It is the best way to camp, however, we also welcome the occasional ground dweller or steel tarp on wheels occupant. If one does not own a hammock, post that to the planning thread and the odds are good someone may offer a spare for “testing”. If it's your first time out and you need help setting up, just ask, someone will be glad to help out. Also frequently folks bring extra gear to sell or trade so it may be a good place to pick up what is needed.
What about firewood?
State Park rules prohibit gathering of wood. Typically several folks bring wood for the “group camp fire”. For those who like a fire at an individual site, plan on bringing wood or paying for it at the park.
What’s the deal about an Amsteel group buy?
This year, as in the past, we’ve done a low key group buy that really just gives us a price consistent with what we could also get from one of the HF vendors, we just save on postage, so if you want line before the hang give the business to one of the HF vendors otherwise, UncleMJM will bring what folks ordered to the hang. Although this buy has already closed, in all likelihood, there will be some extra available.
I’m buying line or bringing some, what do I do with it?
See “Rat” as well as several other folks on site that are experienced splicer’s willing to share their knowledge.
Do I have to wear a name tag?
All the cool kids are doing it. Usually there are name tag supplies available compliments of “EastTexasHanger”, and it sure helps in large groups, so to avoid an identity crisis go for it if you like.
This is my first group hang, what should I remember to bring?
Everyone should plan on coming completely “self-contained” as on any camping trip. Group specific things might include a comfortable chair for camp fire lounging, a dish for the Saturday night pot luck, any spare gear you’d like to show off, sell, or trade. Also if you have some item you’d like to donate to the Saturday night drawing feel free to do so.
Where can I find out about rules relating to fishing, alcohol, quiet hours…?

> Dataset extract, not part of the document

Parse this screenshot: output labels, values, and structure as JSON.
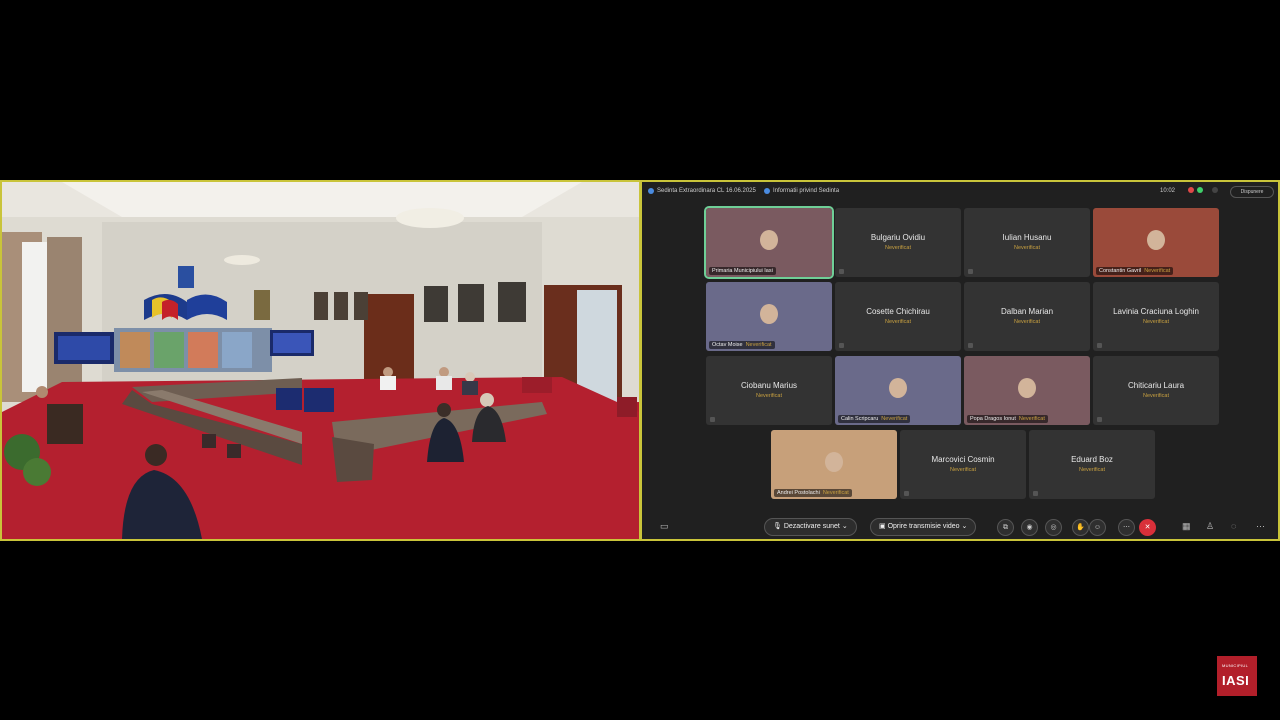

Nothing wrong with a good brew among friends, just two cautions...
1. There is a public consumption rule at State Parks.
2. Remember, this is a family event.
Here's the link concerning park rules and regulations.
I hear it's ok to shoot coyotes in Texas when walking your dog, right? Or is that just for Governors?
Good question on the rules. The short answer is that the details can be found here. In the past we've been really good neighbors and not had any issues with section 59.134 Rules of Conduct to include: fires in the wrong places, unattended unregistered vehicles, public consumption of alcohol, public nudity, firearm issues, or unleashed/unattended children or pets.
So, although shooting coyotes while dog walking is as much a part of our culture as hitting armadillos trying to cross the road, it's just not allowed in the State Parks.
I know this was long... I hope it helps.
Last edited by UncleMJM; 10-17-2012 at 13:41. Reason: found a few typos, missed more I bet